● How to complete this task
Please return every line of the records below that contains the word "icon".

● Input material
▬▬▬

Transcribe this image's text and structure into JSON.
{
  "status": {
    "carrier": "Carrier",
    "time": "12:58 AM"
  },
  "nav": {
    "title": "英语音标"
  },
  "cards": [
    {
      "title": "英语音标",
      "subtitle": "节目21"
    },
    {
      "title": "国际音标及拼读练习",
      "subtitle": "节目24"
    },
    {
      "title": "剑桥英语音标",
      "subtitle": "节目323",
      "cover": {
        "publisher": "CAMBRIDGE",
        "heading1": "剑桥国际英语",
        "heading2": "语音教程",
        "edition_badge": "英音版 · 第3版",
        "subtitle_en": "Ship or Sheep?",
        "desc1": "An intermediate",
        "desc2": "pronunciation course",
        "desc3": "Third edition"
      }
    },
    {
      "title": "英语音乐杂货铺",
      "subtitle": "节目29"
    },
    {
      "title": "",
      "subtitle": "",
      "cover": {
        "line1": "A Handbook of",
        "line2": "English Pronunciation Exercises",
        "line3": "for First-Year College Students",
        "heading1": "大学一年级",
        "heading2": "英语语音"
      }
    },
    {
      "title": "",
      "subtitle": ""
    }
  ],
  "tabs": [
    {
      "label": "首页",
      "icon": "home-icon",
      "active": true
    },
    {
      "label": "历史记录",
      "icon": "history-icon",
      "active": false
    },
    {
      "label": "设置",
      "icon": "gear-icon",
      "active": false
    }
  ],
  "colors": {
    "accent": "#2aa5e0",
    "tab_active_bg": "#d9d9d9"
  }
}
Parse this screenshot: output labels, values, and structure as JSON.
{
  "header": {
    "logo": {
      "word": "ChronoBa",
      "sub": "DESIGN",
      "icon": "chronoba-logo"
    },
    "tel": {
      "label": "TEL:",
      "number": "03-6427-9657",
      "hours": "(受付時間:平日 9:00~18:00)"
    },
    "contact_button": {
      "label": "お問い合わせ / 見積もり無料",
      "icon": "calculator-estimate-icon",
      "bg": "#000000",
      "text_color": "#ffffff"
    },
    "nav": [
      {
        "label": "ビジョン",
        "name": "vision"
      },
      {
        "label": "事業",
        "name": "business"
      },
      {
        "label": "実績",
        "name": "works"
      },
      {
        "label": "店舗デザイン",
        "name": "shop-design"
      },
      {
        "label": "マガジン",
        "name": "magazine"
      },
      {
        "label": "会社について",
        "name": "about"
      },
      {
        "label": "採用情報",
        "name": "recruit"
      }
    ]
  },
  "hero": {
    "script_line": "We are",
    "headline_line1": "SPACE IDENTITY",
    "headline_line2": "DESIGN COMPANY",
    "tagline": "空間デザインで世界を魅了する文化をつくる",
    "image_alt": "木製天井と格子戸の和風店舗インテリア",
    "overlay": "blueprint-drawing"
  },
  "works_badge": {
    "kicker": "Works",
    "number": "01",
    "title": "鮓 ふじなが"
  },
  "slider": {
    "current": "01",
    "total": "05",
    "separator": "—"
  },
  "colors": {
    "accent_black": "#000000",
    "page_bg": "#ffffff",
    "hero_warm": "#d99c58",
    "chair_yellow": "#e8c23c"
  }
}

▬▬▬

● Worked solution
      "icon": "home-icon",
      "icon": "history-icon",
      "icon": "gear-icon",
      "icon": "chronoba-logo"
      "icon": "calculator-estimate-icon",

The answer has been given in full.